Astronomers from around the world gathered in Seattle today for the 225th meeting of the American Astronomical Society. Although it’s just past noon on the West Coast, the discoveries are already beginning to unfurl. Here are some of the highlights from this morning’s exoplanet session. And the keyword seems to be “water.”
A Recipe for Earth-like Planets?
There’s no doubt that the term “Earth-like” is a bit of a misnomer. It requires only that a planet is both Earth-size and circles its host star within the habitable zone. It says nothing about the composition of that planet.
Now, Courtney Dressing from the Harvard-Smithsonian Center for Astrophysics (CfA) and her colleagues have taken detailed observations of small exoplanets in order to nail down a digestible recipe.

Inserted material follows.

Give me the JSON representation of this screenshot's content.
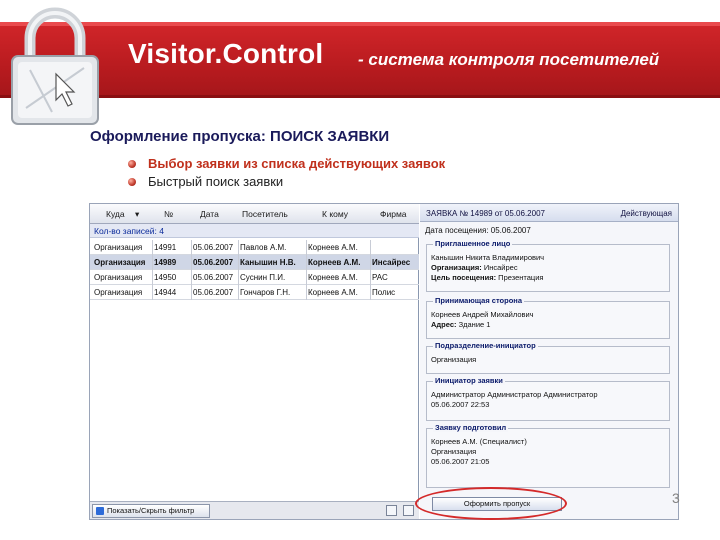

Dressing and her colleagues focused on only a handful of exoplanets because they had to take painstakingly long, but accurate measurements. They used the HARPS-N instrument on the 3.6-meter Telescope in the Canary Islands to precisely determine the planets’ densities.
Most recently the team targeted Kepler-93b, a planet 1.5 times the size of Earth and 4.01 times the mass of Earth. Kepler 93-b, as well as all other exoplanets with sizes less than 1.6 times Earth’s size and six times Earth’s mass, show a tight relationship between size and mass. In other words, when plotted by size vs. mass, they fit onto the same line as Venus and the Earth, suggesting they’re all rocky planets.

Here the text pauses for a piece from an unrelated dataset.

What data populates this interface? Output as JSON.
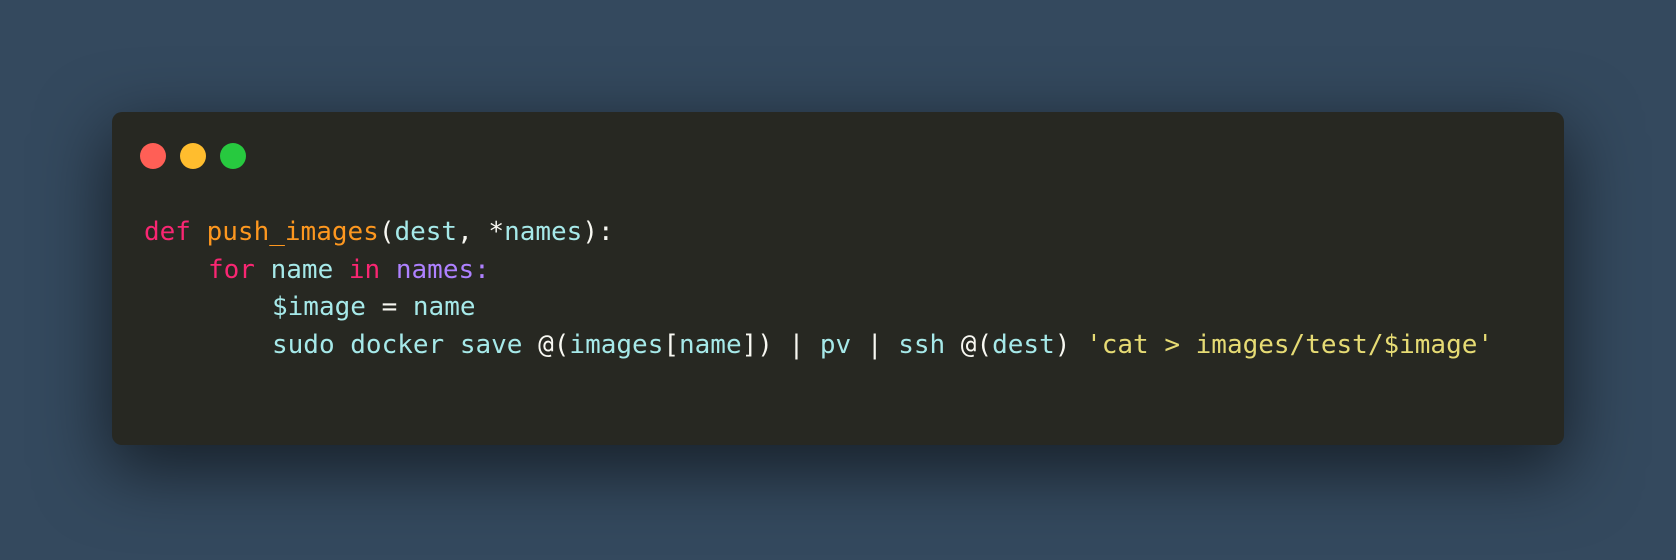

Larger and more massive exoplanets do not follow the same trend. Nature simply doesn’t want to make rocky planets that are more massive than six Earth masses. Instead, their densities are significantly lower, meaning their recipes include a large fraction of water or hydrogen and helium.
“Today if you’re not too worn out from all the holiday baking, when you get back home, I’d encourage you to check out this new recipe for rocky planets” said Dressing at the AAS press conference. The playful recipe requires one cup of magnesium, one cup of silicon, two cups of iron, two cups of oxygen, ½ teaspoon aluminum, ½ teaspoon nickel, ½ teaspoon calcium, and ¼ teaspoon sulfur.
Now you have to be patient. “Bake this for a couple million years until you start to see a thin, light brown crust form on the surface of the planet,” said Dressing. Then season it with a dash of water. “If you check back in a couple million years, maybe you’ll see some intelligent life on your planet.”
Super-Earths Have Long Lasting Oceans
Another team of astronomers took a closer look at that dash of water. There’s no doubt that life, as we know it, needs liquid water. The Earth’s oceans cover about 70 percent of the surface and have for nearly the entire history of our world. So the next logical step suggests that for life to develop on other planets, those planets would also need oceans.
Water, however, isn’t just on Earth’s surface. Studies have shown that Earth’s mantle holds several oceans’ worth of water that was dragged underground. If water weren’t able to return to the surface via volcanism, it would disappear entirely.
Laura Schaefer, also from the CfA, used computer simulations to see if this so-called deep water cycle could take place on Earth-like planets and super-Earths.
She found that small Earth-like planets outgas their water quickly, while larger super-Earths form their oceans later on. The sweet spot seems to be for planets between two and four times the mass of Earth, which are even better at establishing and maintaining oceans than our Earth. Once started, these oceans could persist for at least 10 billion years.
“If you want to look for life, you should look at older super-Earths,” said Schaefer. It’s a statement that applies to both realms of research presented today.
The AAS will continue throughout the week. So stay tuned because Universe Today will continue bringing you the highlights.
Shannon Hall is a freelance science journalist. She holds two B.A.’s from Whitman College in physics-astronomy and philosophy, and an M.S. in astronomy from the University of Wyoming. Currently, she is working toward a second M.S. from NYU’s Science, Health and Environmental Reporting program. You can follow her on Twitter @ShannonWHall.